Artisinal farm takes ‘slow food’ approach
At Rogue Artisan Foods, an idyllic 6.9 acres of dogs, goats, ducks, pigs, and chickens minutes outside Jacksonville, the owners of the young farm offer greetings from the field.
The dogs had already welcomed their visitors. The livestock protection dog, Bo, came up from the field where he was staying close to the goats. Bo leaned in close as Gillian Gifford Short, known as Gilly, spoke about her farm.
“As a little kid I knew I wanted to a be a farmer,” Gilly said. “My parents were like ‘No. You're not going to be a farmer, you’re going to be more successful than that.’”
In her canvas vest and plaid button-up, it’s difficult to picture her doing anything else. After culinary school, she worked in restaurants in Seattle. But her childhood dream still called. She went to Europe to study farming, leading her to a self-sustaining farm in Portugal. After a few years, Gilly came home to the States with experience and ideas.
She said the farm is not profitable yet. “It’s been a slow burn the last 8 years.”
Gilly and her husband, Evan Short, of Southern Oregon Bokashi, work together to run what she calls “a hobby farm.” It pays for itself, but she hopes for more.
The farm focuses on “slow food” — prioritizing animal welfare at the expense of quantity. They are sold out of all meat, save a few pork chops, and there will be no meat available for market until June. There are too few animals to produce any faster.
When asked whether she will get more animals, Gilly said, “I think I’m pretty maxed out here.”
Looking out at the fields, there looks to be plenty of room to add more animals, if profit were the primary consideration. But this thinking is why Rogue Artisan Foods was awarded the Fund-a-Farmer grant from Food Animal Concerns Trust.
A national nonprofit based out of Chicago, FACT defines its work in its vision statement: “That all food-producing animals will be raised in a humane and healthy manner.”

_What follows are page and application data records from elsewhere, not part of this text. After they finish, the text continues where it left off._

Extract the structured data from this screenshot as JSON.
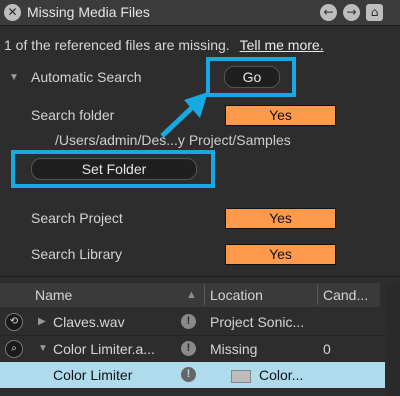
{
  "window": {
    "title": "Missing Media Files",
    "close_icon": "close-icon",
    "nav_back_icon": "arrow-left-icon",
    "nav_forward_icon": "arrow-right-icon",
    "home_icon": "home-icon"
  },
  "message": {
    "text": "1 of the referenced files are missing.",
    "link": "Tell me more."
  },
  "automatic_search": {
    "label": "Automatic Search",
    "go_label": "Go"
  },
  "search_folder": {
    "label": "Search folder",
    "value": "Yes",
    "path": "/Users/admin/Des...y Project/Samples",
    "set_folder_label": "Set Folder"
  },
  "search_project": {
    "label": "Search Project",
    "value": "Yes"
  },
  "search_library": {
    "label": "Search Library",
    "value": "Yes"
  },
  "table": {
    "columns": [
      "Name",
      "Location",
      "Cand..."
    ],
    "rows": [
      {
        "name": "Claves.wav",
        "location": "Project Sonic...",
        "candidates": ""
      },
      {
        "name": "Color Limiter.a...",
        "location": "Missing",
        "candidates": "0"
      },
      {
        "name": "Color Limiter",
        "location": "Color...",
        "candidates": ""
      }
    ]
  },
  "colors": {
    "accent_callout": "#17a9e2",
    "toggle_on": "#ff9a4d",
    "selection": "#aedced"
  }
}
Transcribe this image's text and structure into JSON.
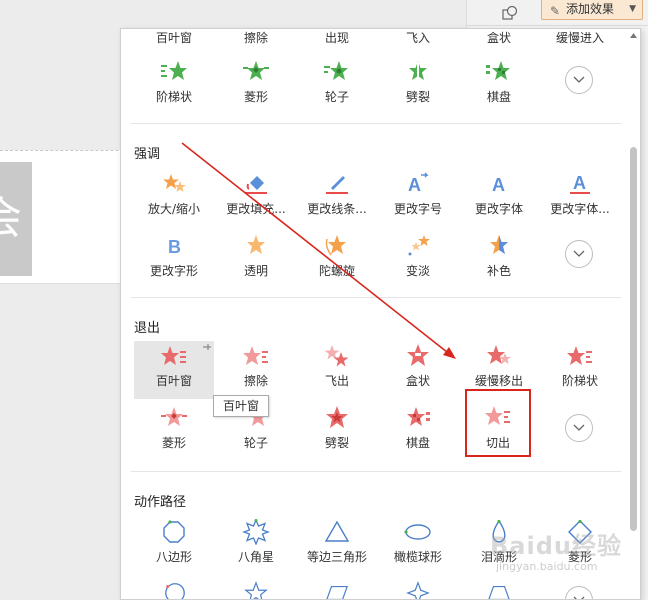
{
  "header": {
    "add_effect_label": "添加效果"
  },
  "entrance_tail": {
    "labels_top": [
      "百叶窗",
      "擦除",
      "出现",
      "飞入",
      "盒状",
      "缓慢进入"
    ],
    "row2": [
      "阶梯状",
      "菱形",
      "轮子",
      "劈裂",
      "棋盘"
    ]
  },
  "emphasis": {
    "title": "强调",
    "row1": [
      "放大/缩小",
      "更改填充...",
      "更改线条...",
      "更改字号",
      "更改字体",
      "更改字体..."
    ],
    "row2": [
      "更改字形",
      "透明",
      "陀螺旋",
      "变淡",
      "补色"
    ]
  },
  "exit": {
    "title": "退出",
    "row1": [
      "百叶窗",
      "擦除",
      "飞出",
      "盒状",
      "缓慢移出",
      "阶梯状"
    ],
    "row2": [
      "菱形",
      "轮子",
      "劈裂",
      "棋盘",
      "切出"
    ]
  },
  "motion_path": {
    "title": "动作路径",
    "row1": [
      "八边形",
      "八角星",
      "等边三角形",
      "橄榄球形",
      "泪滴形",
      "菱形"
    ]
  },
  "tooltip": "百叶窗",
  "watermark": {
    "main": "Baidu经验",
    "sub": "jingyan.baidu.com"
  },
  "colors": {
    "entrance_green": "#4caf50",
    "emphasis_orange": "#f5a04a",
    "emphasis_blue": "#5b8fd9",
    "exit_red": "#e86a6a",
    "path_blue": "#4a7fc8",
    "highlight_red": "#d9261c"
  }
}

“Our grants are meant to help farmers improve the welfare of their food animals while prioritizing projects that use regenerative and sustainable farming methods,” said FACT representative Samantha Gasson.
For Gilly, the grant award was a surprise.
“I applied last year and didn’t get it,” Gilly said. She found the grant watching webinars on FACT’s website. “My first thought was, ‘Oh, you don't know how to write a grant, why even bother.’” But when she bothered with a federal grant during the pandemic, a check came in the mail.
Encouraged, she tried and failed to get a FACT grant last year. This year, at the last moment, she tried again.
She credited the previous grant failure to dry writing. “I didn’t really tell the story of the farm. This one I tried to tell the story, and our goals, and a little bit of humor in there, and I guess they liked that a little bit better.”
Thanks to the $3,000 grant, they can improve on a unique grazing practice — silvopasture — the integration of trees and grazing livestock on the same land, improving the health of the animals and the land.
Through agreements with their neighbors, the goats enjoy 40 acres of land. But the current fencing systems are no match for the curiosity of pigs or goats. The pigs knock it down. The goats escape or get tangled up in the attempt.
The FACT grant will make it possible to improve fencing and gates. Gilly explained that silvopasture is usually done with cattle or sheep, livestock that don’t have the inclination to eat everything, including the bark off the trees.
“Goats being goats, they like to destroy things,” she said. “We get the gates in and hopefully fix some of the fencing and figure out ways we can protect the trees from the goats.”
Gilly rattled off the variety of animals on the farm, pointing around the fields at the dairy goats, Lamancha and Nigerian dwarf crosses, meat goats Boer and kiko cross. Kunekune pigs, imported for their ability to digest grass, unusual in pigs, limiting the amount of feed needed to fatten them.
All the feed is certified organic or follows organic practices without the costly certification. A title her farm is missing. She encouraged potential customers to consider farms such as her own “beyond organic,” organic in spirit, not in certification.
When time comes for the animals’ eventual demise, she takes the goats and pigs to certified humane butchers. The chickens are the only ones she harvests herself. She assures that they die quickly.
The adult goats, the stars of the grant application, have gathered in a small pack with the same shape as a flight of migrating geese. Their apparent leader stares with his peculiar rectangular irises. The kid goats play on the other side of the fence.
Gilly heads into the corral with the kids so she can feed them. The babies come sprinting to a bucket hung on the fence with spigots around the sides. They crowd around and suckle like it was their last meal. Stragglers come trotting over and shove into the fray.
The bucket sways with the hungry energy of baby goats. Gilly said all the boys will go to what she cheerfully calls “freezer camp.” Some of the girls too. Once the milk is gone, the goats turn to the nearby humans, some nibbling at nearby pant legs.
Gilly encourages her potential customers to “visit your local farms, you can tell a lot about a farm just by looking at it.”
Reach Mail Tribune reporter Morgan Rothborne at email@example.com or 541-776-4487. Follow her on Twitter @MRothborne.